Since Iceland, England have won two knockout games at a World Cup, losing only the third – the semi-finals – after extra time and then at the last European Championship by reaching the final, going through extra time and going the distance on penalties. That’s a lot of experience from knockout football to take advantage of from the memory banks. If Senegal is battle-hardened, so is England.
Strangely, England’s 1,040. International match the first against the Lions of Teranga who finished second behind the Netherlands after beating Qatar and Ecuador in Group A. It is also the first time England have met African opponents in a knockout game since Sir Bobby Robson’s side beat Cameroon 3-2 after extra time in the Italia 90 quarter-finals.
Much like England, Senegal have a former player in charge for some time in Aliou Cisse who has guided them impressively since 2015 and guided them to the 2018 World Cup where they were eliminated due to Fifa Fair Play yellow card-breakers and two finals in a row at the Africa Cup of Nations.
Earlier this year they beat Egypt on penalties as they were the better side and have tried to get into English minds by talking about how they would enjoy taking the last 16 to another penalty shootout. They are full of confidence and Cisse, the former Birmingham City midfielder, wants history to repeat itself: he was captain when Senegal reached the quarter-finals in 2002.
England’s concern will be to destroy Senegal’s impressive base
While they may be without the injured Sadio Mane, arguably the best player Senegal has ever produced, and the suspended Idrissa Gueye, who will weaken their already depleted midfield, England’s concern will be to destroy their impressive base.
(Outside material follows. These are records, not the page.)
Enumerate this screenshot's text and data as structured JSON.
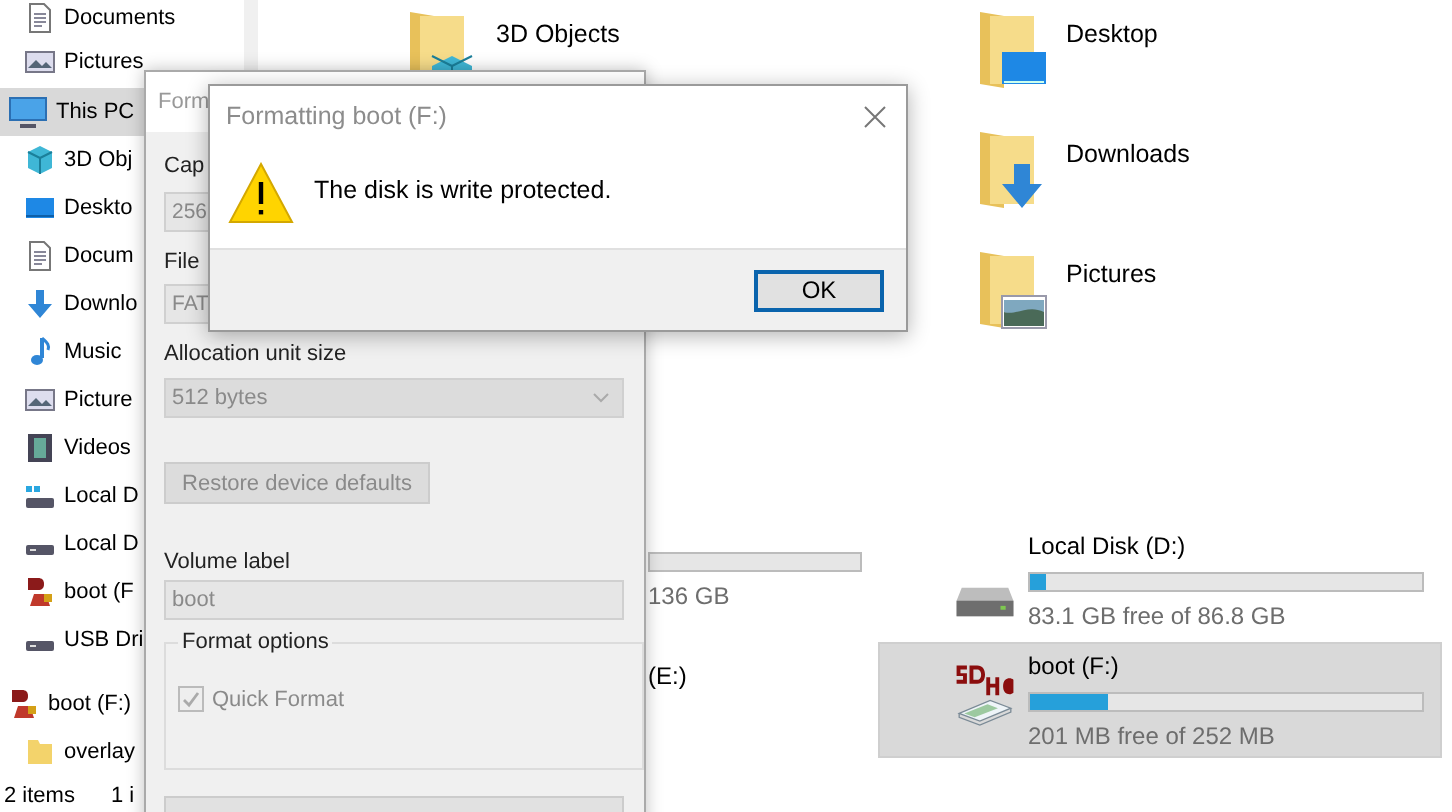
{
  "sidebar": {
    "groups": [
      {
        "children": [
          {
            "label": "Documents",
            "kind": "doc"
          },
          {
            "label": "Pictures",
            "kind": "picture"
          }
        ]
      },
      {
        "label": "This PC",
        "kind": "pc",
        "selected": true,
        "children": [
          {
            "label": "3D Obj",
            "kind": "cube"
          },
          {
            "label": "Deskto",
            "kind": "desktop"
          },
          {
            "label": "Docum",
            "kind": "doc"
          },
          {
            "label": "Downlo",
            "kind": "download"
          },
          {
            "label": "Music",
            "kind": "music"
          },
          {
            "label": "Picture",
            "kind": "picture"
          },
          {
            "label": "Videos",
            "kind": "video"
          },
          {
            "label": "Local D",
            "kind": "drive-win"
          },
          {
            "label": "Local D",
            "kind": "drive"
          },
          {
            "label": "boot (F",
            "kind": "sd"
          },
          {
            "label": "USB Dri",
            "kind": "drive"
          }
        ]
      },
      {
        "label": "boot (F:)",
        "kind": "sd",
        "selected": false,
        "children": [
          {
            "label": "overlay",
            "kind": "folder"
          }
        ]
      }
    ]
  },
  "folder_columns": [
    {
      "items": [
        {
          "label": "3D Objects",
          "kind": "cube"
        }
      ]
    },
    {
      "items": [
        {
          "label": "Desktop",
          "kind": "desktop"
        },
        {
          "label": "Downloads",
          "kind": "download"
        },
        {
          "label": "Pictures",
          "kind": "picture"
        }
      ]
    }
  ],
  "drive_columns": [
    {
      "items": [
        {
          "usage": "136 GB"
        },
        {
          "name": "(E:)"
        }
      ]
    },
    {
      "items": [
        {
          "name": "Local Disk (D:)",
          "kind": "hdd",
          "level": 0.04,
          "usage": "83.1 GB free of 86.8 GB",
          "selected": false
        },
        {
          "name": "boot (F:)",
          "kind": "sd",
          "level": 0.2,
          "usage": "201 MB free of 252 MB",
          "selected": true
        }
      ]
    }
  ],
  "status_bar": {
    "items_count": "2 items",
    "selection": "1 i"
  },
  "format_dialog": {
    "title": "Form",
    "capacity_label": "Cap",
    "capacity": "256",
    "filesystem_label": "File",
    "filesystem": "FAT",
    "allocation_label": "Allocation unit size",
    "allocation": "512 bytes",
    "restore_button": "Restore device defaults",
    "volume_label": "Volume label",
    "volume": "boot",
    "options_title": "Format options",
    "quick_format": {
      "label": "Quick Format",
      "checked": true,
      "disabled": true
    }
  },
  "message_box": {
    "title": "Formatting boot (F:)",
    "message": "The disk is write protected.",
    "button": "OK"
  }
}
Goalkeeper Edouard Mendy or captain Kalidou Koulibaly has not had a great season at Chelsea but they have shone in the tournament – as have club-mates like Moroccan Hakim Ziyech and American Christian Pulisic. Add in centre-back Abdou Diallo, on loan from Paris Saint-Germain for RB Leipzig, and it won’t be easy as long as England fans are aware of the threat posed by Ismaila Sarr. He may be in the Championship with Watford but the striker is undeniably Premier League quality. Fellow Sheffield United attackers Iliman Ndiaye, who is as skilled as Sarr, and the more physical Boulaye Dia are also threats.
“It’s always going to be very, very tough against a team that’s African champions,” warned Henderson, who was able to keep his place after a dominant substitute against USA and should play well in the win against Wales.
“Yes we can see they are missing Sadio Mane who is a great player for them and a great player for any team. But they went into the knockout round without him and they feel confident, they feel good and they are used to winning.”
It won’t be easy for England but it seems they are up for the challenge and should progress.